b. Lens rotation and cracking, chopping, and disassembling can all be facilitated by the second instrument.  Any technique that fragments the lens and effectively increases the overall surface area improves the efficiency of the surgery.  (Remember the “engineering” concept behind phacoemulsification ultimately produces lens removal but begins with effectively increasing the surface area per given volume of remaining lens.)

c. Stabilizing lens fragments sandwiched between the phaco handpiece tip and the second instrument delivers a backstop for more efficient energy deliver while also reducing lens fragments potentially flying up against the endothelium.  Consider the added impact of a jackhammer when you stand on it compared to trying to run it at arm’s length.

d. During cortex removal, on occasion, unseen nuclear and epinuclear fragments will appear and rather than changing out the handpiece, the second instrument can help pulverize the small fragments against the I&A handpiece tip for complete removal.  This becomes a little harder with some of the newer flexible silicone tips. 

e. The second instrument can help position an IOL completely in the bag and is particularly useful if axis alignment is needed for a Toric IOL for example.

f. The second instrument can provide a fulcrum strategically placed to minimize zonular stress while inserting an endocapsular tension ring.

g. With regard to protecting the posterior capsule, during what can be potentially higher flow and vacuum, the posterior capsule is protected by irrigation keeping the chamber deep, minimizing leakage by maintaining a reasonably closed system, and stabilizing nuclear fragments or plates against the posterior capsule.  This spreads out the surface area which would be otherwise too small to safely protect the posterior capsule. Would never advocate placing the sharp end or even the sideways placement of a second instrument directly against the posterior capsule as protection against the phaco tip.

Connor Wand


Misuses of the Second Instrument:

a) Relying on it to aggressively stabilize the eye of an uncooperative patient.  Again, I prefer a safer and more effective method of securing the eye at the insertion of tenon’s capsule.

b) Allowing too much additional fluid to escape through the paracenteses causing chamber fluctuation and instability of the posterior capsule – causing both patient and surgeon concern and anxiety.  Removing the second instrument in these cases often adds patient comfort and confidence by moving closer to a “closed” system with improved chamber stability and lower flow and turbulance.

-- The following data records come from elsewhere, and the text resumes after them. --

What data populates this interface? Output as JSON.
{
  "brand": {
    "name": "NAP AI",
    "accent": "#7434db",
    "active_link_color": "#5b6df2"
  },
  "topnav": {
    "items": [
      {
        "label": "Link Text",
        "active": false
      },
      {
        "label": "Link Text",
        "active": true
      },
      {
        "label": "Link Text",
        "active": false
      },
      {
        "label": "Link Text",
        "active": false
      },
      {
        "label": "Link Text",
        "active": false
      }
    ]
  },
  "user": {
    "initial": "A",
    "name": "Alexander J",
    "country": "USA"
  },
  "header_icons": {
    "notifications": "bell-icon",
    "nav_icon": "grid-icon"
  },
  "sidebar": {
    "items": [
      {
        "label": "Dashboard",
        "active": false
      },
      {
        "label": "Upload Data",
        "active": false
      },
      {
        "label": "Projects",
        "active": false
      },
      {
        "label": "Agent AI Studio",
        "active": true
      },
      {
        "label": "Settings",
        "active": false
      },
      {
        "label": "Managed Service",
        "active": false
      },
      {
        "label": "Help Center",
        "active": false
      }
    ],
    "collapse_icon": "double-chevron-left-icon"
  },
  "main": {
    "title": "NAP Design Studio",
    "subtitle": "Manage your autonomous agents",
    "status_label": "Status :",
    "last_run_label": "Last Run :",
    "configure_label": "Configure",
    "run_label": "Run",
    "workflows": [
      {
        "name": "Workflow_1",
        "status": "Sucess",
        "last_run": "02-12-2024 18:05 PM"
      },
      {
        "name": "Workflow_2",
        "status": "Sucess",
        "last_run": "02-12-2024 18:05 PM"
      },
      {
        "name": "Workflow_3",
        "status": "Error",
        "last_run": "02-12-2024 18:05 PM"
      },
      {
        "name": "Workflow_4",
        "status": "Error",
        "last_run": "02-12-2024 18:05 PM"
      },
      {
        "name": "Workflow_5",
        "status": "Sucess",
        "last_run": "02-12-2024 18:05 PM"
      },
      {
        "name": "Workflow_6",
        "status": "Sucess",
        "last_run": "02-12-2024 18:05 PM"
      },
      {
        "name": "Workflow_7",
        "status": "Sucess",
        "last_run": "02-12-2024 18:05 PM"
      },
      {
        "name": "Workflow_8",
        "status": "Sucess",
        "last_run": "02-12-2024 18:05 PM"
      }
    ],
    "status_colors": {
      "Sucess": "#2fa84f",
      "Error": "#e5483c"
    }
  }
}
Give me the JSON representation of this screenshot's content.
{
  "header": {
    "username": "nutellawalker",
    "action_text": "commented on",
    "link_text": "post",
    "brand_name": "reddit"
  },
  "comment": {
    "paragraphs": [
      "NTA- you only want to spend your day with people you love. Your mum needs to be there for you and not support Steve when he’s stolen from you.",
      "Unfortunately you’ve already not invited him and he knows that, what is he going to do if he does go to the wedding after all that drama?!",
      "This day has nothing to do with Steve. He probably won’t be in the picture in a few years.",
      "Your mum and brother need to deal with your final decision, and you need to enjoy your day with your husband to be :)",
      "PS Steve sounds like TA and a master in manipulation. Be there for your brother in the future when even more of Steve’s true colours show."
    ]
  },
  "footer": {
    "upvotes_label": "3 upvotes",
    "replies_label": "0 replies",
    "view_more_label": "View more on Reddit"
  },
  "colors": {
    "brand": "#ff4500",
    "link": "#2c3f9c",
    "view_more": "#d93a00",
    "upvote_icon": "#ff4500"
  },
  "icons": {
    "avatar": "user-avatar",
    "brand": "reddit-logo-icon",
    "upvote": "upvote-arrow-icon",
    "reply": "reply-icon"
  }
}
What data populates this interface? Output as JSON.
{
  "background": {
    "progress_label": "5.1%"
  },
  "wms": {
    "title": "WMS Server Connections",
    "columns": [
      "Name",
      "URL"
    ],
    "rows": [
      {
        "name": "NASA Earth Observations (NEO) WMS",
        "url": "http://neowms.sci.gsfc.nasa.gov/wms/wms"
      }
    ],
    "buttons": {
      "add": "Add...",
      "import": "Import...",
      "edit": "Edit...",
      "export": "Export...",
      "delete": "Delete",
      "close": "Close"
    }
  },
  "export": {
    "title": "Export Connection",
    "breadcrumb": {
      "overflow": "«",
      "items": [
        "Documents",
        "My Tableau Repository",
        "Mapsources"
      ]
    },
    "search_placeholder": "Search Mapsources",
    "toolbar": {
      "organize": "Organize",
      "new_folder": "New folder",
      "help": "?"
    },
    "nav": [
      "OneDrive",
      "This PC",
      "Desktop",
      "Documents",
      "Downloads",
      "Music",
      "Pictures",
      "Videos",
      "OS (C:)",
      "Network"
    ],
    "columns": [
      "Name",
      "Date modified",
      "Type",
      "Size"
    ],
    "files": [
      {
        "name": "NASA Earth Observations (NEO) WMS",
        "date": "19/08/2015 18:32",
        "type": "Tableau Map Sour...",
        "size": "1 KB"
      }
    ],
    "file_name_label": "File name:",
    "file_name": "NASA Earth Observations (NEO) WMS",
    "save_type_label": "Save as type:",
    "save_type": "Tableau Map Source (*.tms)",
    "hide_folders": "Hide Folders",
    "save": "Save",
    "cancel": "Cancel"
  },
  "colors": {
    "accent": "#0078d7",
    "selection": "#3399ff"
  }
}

Liyanage et al. showed substantial fluid loss through the paracentesis along with fluctuation of chamber depth and posterior capsule movement that improved with removal of the second instrument.  Tee et al identified fluid utilization went from 75cc in a routine case that did not use a second instrument to 176cc with the addition of the second instrument.  They also noted that this fluid loss occurred even when the instrument was “idle” which comprised a substantial amount of time.  (92% of the time was “idle” in the hands of an experienced surgeon and 86% of the time with a less experienced surgeon)  They concluded that the second instrument was best utilized in procedures that involved cracking or chopping, early on in the procedure but then removed the second instrument in cases where chamber stability and lower turbulence is beneficial.  Combining all of this with an adequate capsulorhexis and cortical cleaving hydrodissection does seem to “front load” the benefits derived from the second instrument to the earlier aspects of surgery that focus on nuclear segmentation and chopping.  Instrumentation, vacuum, tip design, vacuum levels, and advanced surge suppression all make one handed phaco, especially for the latter part of the procedure, an improved option for both patients and surgeons particularly as most of the larger fragments are removed.